INSTRUCTIONS FOR THE TASK: What you return must match the data below exactly, minus any pictures.

==== THE RECORDS ====

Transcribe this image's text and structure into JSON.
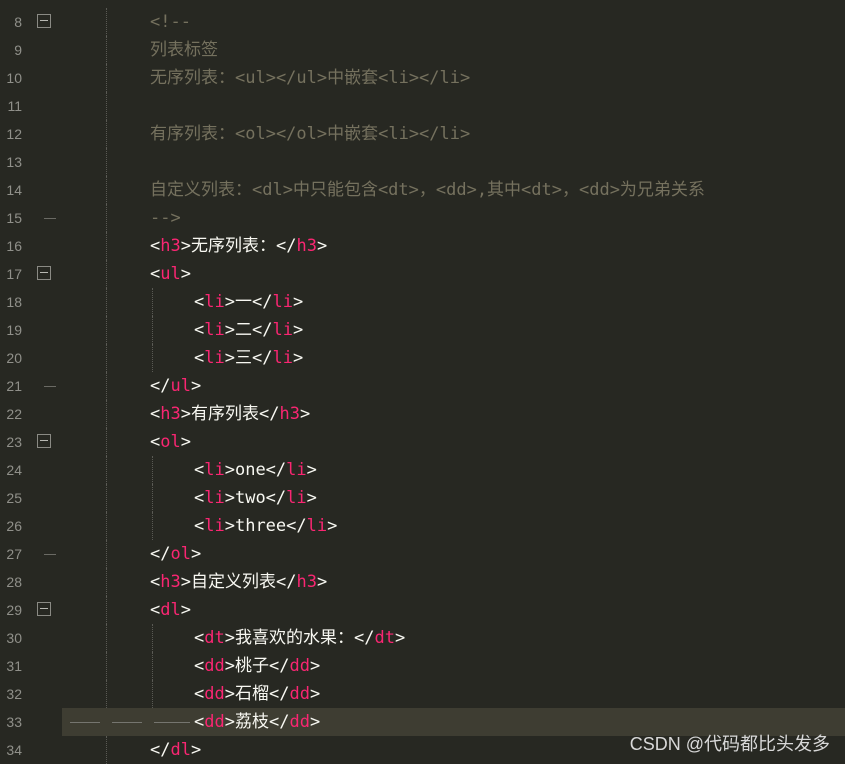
{
  "editor": {
    "colors": {
      "background": "#272822",
      "comment": "#75715e",
      "tag": "#f92672",
      "text": "#f8f8f2",
      "line_number": "#90908a",
      "current_line": "#3e3d32"
    },
    "lines": [
      {
        "num": "8",
        "fold": "start",
        "indent": 0,
        "tokens": [
          {
            "t": "<!--",
            "k": "comment"
          }
        ]
      },
      {
        "num": "9",
        "indent": 0,
        "tokens": [
          {
            "t": "列表标签",
            "k": "comment"
          }
        ]
      },
      {
        "num": "10",
        "indent": 0,
        "tokens": [
          {
            "t": "无序列表：<ul></ul>中嵌套<li></li>",
            "k": "comment"
          }
        ]
      },
      {
        "num": "11",
        "indent": 0,
        "tokens": []
      },
      {
        "num": "12",
        "indent": 0,
        "tokens": [
          {
            "t": "有序列表：<ol></ol>中嵌套<li></li>",
            "k": "comment"
          }
        ]
      },
      {
        "num": "13",
        "indent": 0,
        "tokens": []
      },
      {
        "num": "14",
        "indent": 0,
        "tokens": [
          {
            "t": "自定义列表：<dl>中只能包含<dt>，<dd>,其中<dt>，<dd>为兄弟关系",
            "k": "comment"
          }
        ]
      },
      {
        "num": "15",
        "fold": "end",
        "indent": 0,
        "tokens": [
          {
            "t": "-->",
            "k": "comment"
          }
        ]
      },
      {
        "num": "16",
        "indent": 0,
        "tokens": [
          {
            "t": "<",
            "k": "punct"
          },
          {
            "t": "h3",
            "k": "tag"
          },
          {
            "t": ">无序列表：</",
            "k": "punct"
          },
          {
            "t": "h3",
            "k": "tag"
          },
          {
            "t": ">",
            "k": "punct"
          }
        ]
      },
      {
        "num": "17",
        "fold": "start",
        "indent": 0,
        "tokens": [
          {
            "t": "<",
            "k": "punct"
          },
          {
            "t": "ul",
            "k": "tag"
          },
          {
            "t": ">",
            "k": "punct"
          }
        ]
      },
      {
        "num": "18",
        "indent": 1,
        "tokens": [
          {
            "t": "<",
            "k": "punct"
          },
          {
            "t": "li",
            "k": "tag"
          },
          {
            "t": ">一</",
            "k": "punct"
          },
          {
            "t": "li",
            "k": "tag"
          },
          {
            "t": ">",
            "k": "punct"
          }
        ]
      },
      {
        "num": "19",
        "indent": 1,
        "tokens": [
          {
            "t": "<",
            "k": "punct"
          },
          {
            "t": "li",
            "k": "tag"
          },
          {
            "t": ">二</",
            "k": "punct"
          },
          {
            "t": "li",
            "k": "tag"
          },
          {
            "t": ">",
            "k": "punct"
          }
        ]
      },
      {
        "num": "20",
        "indent": 1,
        "tokens": [
          {
            "t": "<",
            "k": "punct"
          },
          {
            "t": "li",
            "k": "tag"
          },
          {
            "t": ">三</",
            "k": "punct"
          },
          {
            "t": "li",
            "k": "tag"
          },
          {
            "t": ">",
            "k": "punct"
          }
        ]
      },
      {
        "num": "21",
        "fold": "end",
        "indent": 0,
        "tokens": [
          {
            "t": "</",
            "k": "punct"
          },
          {
            "t": "ul",
            "k": "tag"
          },
          {
            "t": ">",
            "k": "punct"
          }
        ]
      },
      {
        "num": "22",
        "indent": 0,
        "tokens": [
          {
            "t": "<",
            "k": "punct"
          },
          {
            "t": "h3",
            "k": "tag"
          },
          {
            "t": ">有序列表</",
            "k": "punct"
          },
          {
            "t": "h3",
            "k": "tag"
          },
          {
            "t": ">",
            "k": "punct"
          }
        ]
      },
      {
        "num": "23",
        "fold": "start",
        "indent": 0,
        "tokens": [
          {
            "t": "<",
            "k": "punct"
          },
          {
            "t": "ol",
            "k": "tag"
          },
          {
            "t": ">",
            "k": "punct"
          }
        ]
      },
      {
        "num": "24",
        "indent": 1,
        "tokens": [
          {
            "t": "<",
            "k": "punct"
          },
          {
            "t": "li",
            "k": "tag"
          },
          {
            "t": ">one</",
            "k": "punct"
          },
          {
            "t": "li",
            "k": "tag"
          },
          {
            "t": ">",
            "k": "punct"
          }
        ]
      },
      {
        "num": "25",
        "indent": 1,
        "tokens": [
          {
            "t": "<",
            "k": "punct"
          },
          {
            "t": "li",
            "k": "tag"
          },
          {
            "t": ">two</",
            "k": "punct"
          },
          {
            "t": "li",
            "k": "tag"
          },
          {
            "t": ">",
            "k": "punct"
          }
        ]
      },
      {
        "num": "26",
        "indent": 1,
        "tokens": [
          {
            "t": "<",
            "k": "punct"
          },
          {
            "t": "li",
            "k": "tag"
          },
          {
            "t": ">three</",
            "k": "punct"
          },
          {
            "t": "li",
            "k": "tag"
          },
          {
            "t": ">",
            "k": "punct"
          }
        ]
      },
      {
        "num": "27",
        "fold": "end",
        "indent": 0,
        "tokens": [
          {
            "t": "</",
            "k": "punct"
          },
          {
            "t": "ol",
            "k": "tag"
          },
          {
            "t": ">",
            "k": "punct"
          }
        ]
      },
      {
        "num": "28",
        "indent": 0,
        "tokens": [
          {
            "t": "<",
            "k": "punct"
          },
          {
            "t": "h3",
            "k": "tag"
          },
          {
            "t": ">自定义列表</",
            "k": "punct"
          },
          {
            "t": "h3",
            "k": "tag"
          },
          {
            "t": ">",
            "k": "punct"
          }
        ]
      },
      {
        "num": "29",
        "fold": "start",
        "indent": 0,
        "tokens": [
          {
            "t": "<",
            "k": "punct"
          },
          {
            "t": "dl",
            "k": "tag"
          },
          {
            "t": ">",
            "k": "punct"
          }
        ]
      },
      {
        "num": "30",
        "indent": 1,
        "tokens": [
          {
            "t": "<",
            "k": "punct"
          },
          {
            "t": "dt",
            "k": "tag"
          },
          {
            "t": ">我喜欢的水果：</",
            "k": "punct"
          },
          {
            "t": "dt",
            "k": "tag"
          },
          {
            "t": ">",
            "k": "punct"
          }
        ]
      },
      {
        "num": "31",
        "indent": 1,
        "tokens": [
          {
            "t": "<",
            "k": "punct"
          },
          {
            "t": "dd",
            "k": "tag"
          },
          {
            "t": ">桃子</",
            "k": "punct"
          },
          {
            "t": "dd",
            "k": "tag"
          },
          {
            "t": ">",
            "k": "punct"
          }
        ]
      },
      {
        "num": "32",
        "indent": 1,
        "tokens": [
          {
            "t": "<",
            "k": "punct"
          },
          {
            "t": "dd",
            "k": "tag"
          },
          {
            "t": ">石榴</",
            "k": "punct"
          },
          {
            "t": "dd",
            "k": "tag"
          },
          {
            "t": ">",
            "k": "punct"
          }
        ]
      },
      {
        "num": "33",
        "indent": 1,
        "current": true,
        "tokens": [
          {
            "t": "<",
            "k": "punct"
          },
          {
            "t": "dd",
            "k": "tag"
          },
          {
            "t": ">荔枝</",
            "k": "punct"
          },
          {
            "t": "dd",
            "k": "tag"
          },
          {
            "t": ">",
            "k": "punct"
          }
        ]
      },
      {
        "num": "34",
        "indent": 0,
        "tokens": [
          {
            "t": "</",
            "k": "punct"
          },
          {
            "t": "dl",
            "k": "tag"
          },
          {
            "t": ">",
            "k": "punct"
          }
        ]
      }
    ]
  },
  "watermark": {
    "text": "CSDN @代码都比头发多"
  }
}
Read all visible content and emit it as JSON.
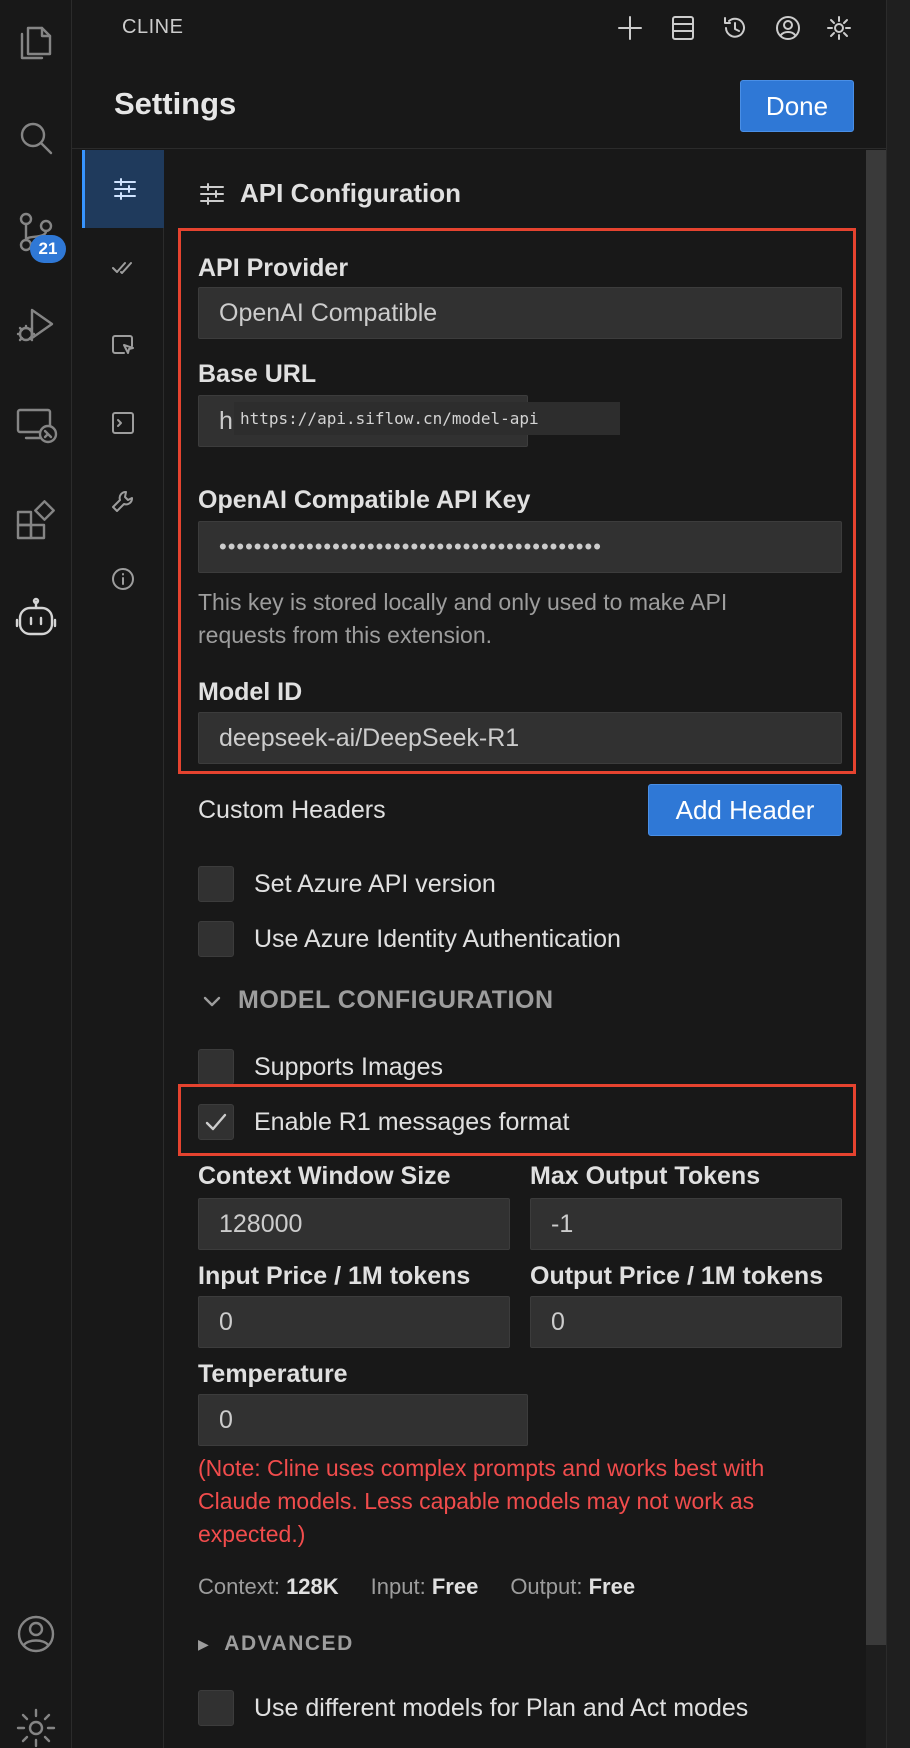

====

ANSWER SPACE:
Transcribe this image's text and structure into JSON.
{
  "editor": {
    "colors": {
      "background": "#272822",
      "comment": "#75715e",
      "tag": "#f92672",
      "text": "#f8f8f2",
      "line_number": "#90908a",
      "current_line": "#3e3d32"
    },
    "lines": [
      {
        "num": "8",
        "fold": "start",
        "indent": 0,
        "tokens": [
          {
            "t": "<!--",
            "k": "comment"
          }
        ]
      },
      {
        "num": "9",
        "indent": 0,
        "tokens": [
          {
            "t": "列表标签",
            "k": "comment"
          }
        ]
      },
      {
        "num": "10",
        "indent": 0,
        "tokens": [
          {
            "t": "无序列表：<ul></ul>中嵌套<li></li>",
            "k": "comment"
          }
        ]
      },
      {
        "num": "11",
        "indent": 0,
        "tokens": []
      },
      {
        "num": "12",
        "indent": 0,
        "tokens": [
          {
            "t": "有序列表：<ol></ol>中嵌套<li></li>",
            "k": "comment"
          }
        ]
      },
      {
        "num": "13",
        "indent": 0,
        "tokens": []
      },
      {
        "num": "14",
        "indent": 0,
        "tokens": [
          {
            "t": "自定义列表：<dl>中只能包含<dt>，<dd>,其中<dt>，<dd>为兄弟关系",
            "k": "comment"
          }
        ]
      },
      {
        "num": "15",
        "fold": "end",
        "indent": 0,
        "tokens": [
          {
            "t": "-->",
            "k": "comment"
          }
        ]
      },
      {
        "num": "16",
        "indent": 0,
        "tokens": [
          {
            "t": "<",
            "k": "punct"
          },
          {
            "t": "h3",
            "k": "tag"
          },
          {
            "t": ">无序列表：</",
            "k": "punct"
          },
          {
            "t": "h3",
            "k": "tag"
          },
          {
            "t": ">",
            "k": "punct"
          }
        ]
      },
      {
        "num": "17",
        "fold": "start",
        "indent": 0,
        "tokens": [
          {
            "t": "<",
            "k": "punct"
          },
          {
            "t": "ul",
            "k": "tag"
          },
          {
            "t": ">",
            "k": "punct"
          }
        ]
      },
      {
        "num": "18",
        "indent": 1,
        "tokens": [
          {
            "t": "<",
            "k": "punct"
          },
          {
            "t": "li",
            "k": "tag"
          },
          {
            "t": ">一</",
            "k": "punct"
          },
          {
            "t": "li",
            "k": "tag"
          },
          {
            "t": ">",
            "k": "punct"
          }
        ]
      },
      {
        "num": "19",
        "indent": 1,
        "tokens": [
          {
            "t": "<",
            "k": "punct"
          },
          {
            "t": "li",
            "k": "tag"
          },
          {
            "t": ">二</",
            "k": "punct"
          },
          {
            "t": "li",
            "k": "tag"
          },
          {
            "t": ">",
            "k": "punct"
          }
        ]
      },
      {
        "num": "20",
        "indent": 1,
        "tokens": [
          {
            "t": "<",
            "k": "punct"
          },
          {
            "t": "li",
            "k": "tag"
          },
          {
            "t": ">三</",
            "k": "punct"
          },
          {
            "t": "li",
            "k": "tag"
          },
          {
            "t": ">",
            "k": "punct"
          }
        ]
      },
      {
        "num": "21",
        "fold": "end",
        "indent": 0,
        "tokens": [
          {
            "t": "</",
            "k": "punct"
          },
          {
            "t": "ul",
            "k": "tag"
          },
          {
            "t": ">",
            "k": "punct"
          }
        ]
      },
      {
        "num": "22",
        "indent": 0,
        "tokens": [
          {
            "t": "<",
            "k": "punct"
          },
          {
            "t": "h3",
            "k": "tag"
          },
          {
            "t": ">有序列表</",
            "k": "punct"
          },
          {
            "t": "h3",
            "k": "tag"
          },
          {
            "t": ">",
            "k": "punct"
          }
        ]
      },
      {
        "num": "23",
        "fold": "start",
        "indent": 0,
        "tokens": [
          {
            "t": "<",
            "k": "punct"
          },
          {
            "t": "ol",
            "k": "tag"
          },
          {
            "t": ">",
            "k": "punct"
          }
        ]
      },
      {
        "num": "24",
        "indent": 1,
        "tokens": [
          {
            "t": "<",
            "k": "punct"
          },
          {
            "t": "li",
            "k": "tag"
          },
          {
            "t": ">one</",
            "k": "punct"
          },
          {
            "t": "li",
            "k": "tag"
          },
          {
            "t": ">",
            "k": "punct"
          }
        ]
      },
      {
        "num": "25",
        "indent": 1,
        "tokens": [
          {
            "t": "<",
            "k": "punct"
          },
          {
            "t": "li",
            "k": "tag"
          },
          {
            "t": ">two</",
            "k": "punct"
          },
          {
            "t": "li",
            "k": "tag"
          },
          {
            "t": ">",
            "k": "punct"
          }
        ]
      },
      {
        "num": "26",
        "indent": 1,
        "tokens": [
          {
            "t": "<",
            "k": "punct"
          },
          {
            "t": "li",
            "k": "tag"
          },
          {
            "t": ">three</",
            "k": "punct"
          },
          {
            "t": "li",
            "k": "tag"
          },
          {
            "t": ">",
            "k": "punct"
          }
        ]
      },
      {
        "num": "27",
        "fold": "end",
        "indent": 0,
        "tokens": [
          {
            "t": "</",
            "k": "punct"
          },
          {
            "t": "ol",
            "k": "tag"
          },
          {
            "t": ">",
            "k": "punct"
          }
        ]
      },
      {
        "num": "28",
        "indent": 0,
        "tokens": [
          {
            "t": "<",
            "k": "punct"
          },
          {
            "t": "h3",
            "k": "tag"
          },
          {
            "t": ">自定义列表</",
            "k": "punct"
          },
          {
            "t": "h3",
            "k": "tag"
          },
          {
            "t": ">",
            "k": "punct"
          }
        ]
      },
      {
        "num": "29",
        "fold": "start",
        "indent": 0,
        "tokens": [
          {
            "t": "<",
            "k": "punct"
          },
          {
            "t": "dl",
            "k": "tag"
          },
          {
            "t": ">",
            "k": "punct"
          }
        ]
      },
      {
        "num": "30",
        "indent": 1,
        "tokens": [
          {
            "t": "<",
            "k": "punct"
          },
          {
            "t": "dt",
            "k": "tag"
          },
          {
            "t": ">我喜欢的水果：</",
            "k": "punct"
          },
          {
            "t": "dt",
            "k": "tag"
          },
          {
            "t": ">",
            "k": "punct"
          }
        ]
      },
      {
        "num": "31",
        "indent": 1,
        "tokens": [
          {
            "t": "<",
            "k": "punct"
          },
          {
            "t": "dd",
            "k": "tag"
          },
          {
            "t": ">桃子</",
            "k": "punct"
          },
          {
            "t": "dd",
            "k": "tag"
          },
          {
            "t": ">",
            "k": "punct"
          }
        ]
      },
      {
        "num": "32",
        "indent": 1,
        "tokens": [
          {
            "t": "<",
            "k": "punct"
          },
          {
            "t": "dd",
            "k": "tag"
          },
          {
            "t": ">石榴</",
            "k": "punct"
          },
          {
            "t": "dd",
            "k": "tag"
          },
          {
            "t": ">",
            "k": "punct"
          }
        ]
      },
      {
        "num": "33",
        "indent": 1,
        "current": true,
        "tokens": [
          {
            "t": "<",
            "k": "punct"
          },
          {
            "t": "dd",
            "k": "tag"
          },
          {
            "t": ">荔枝</",
            "k": "punct"
          },
          {
            "t": "dd",
            "k": "tag"
          },
          {
            "t": ">",
            "k": "punct"
          }
        ]
      },
      {
        "num": "34",
        "indent": 0,
        "tokens": [
          {
            "t": "</",
            "k": "punct"
          },
          {
            "t": "dl",
            "k": "tag"
          },
          {
            "t": ">",
            "k": "punct"
          }
        ]
      }
    ]
  },
  "watermark": {
    "text": "CSDN @代码都比头发多"
  }
}
Read all visible content and emit it as JSON.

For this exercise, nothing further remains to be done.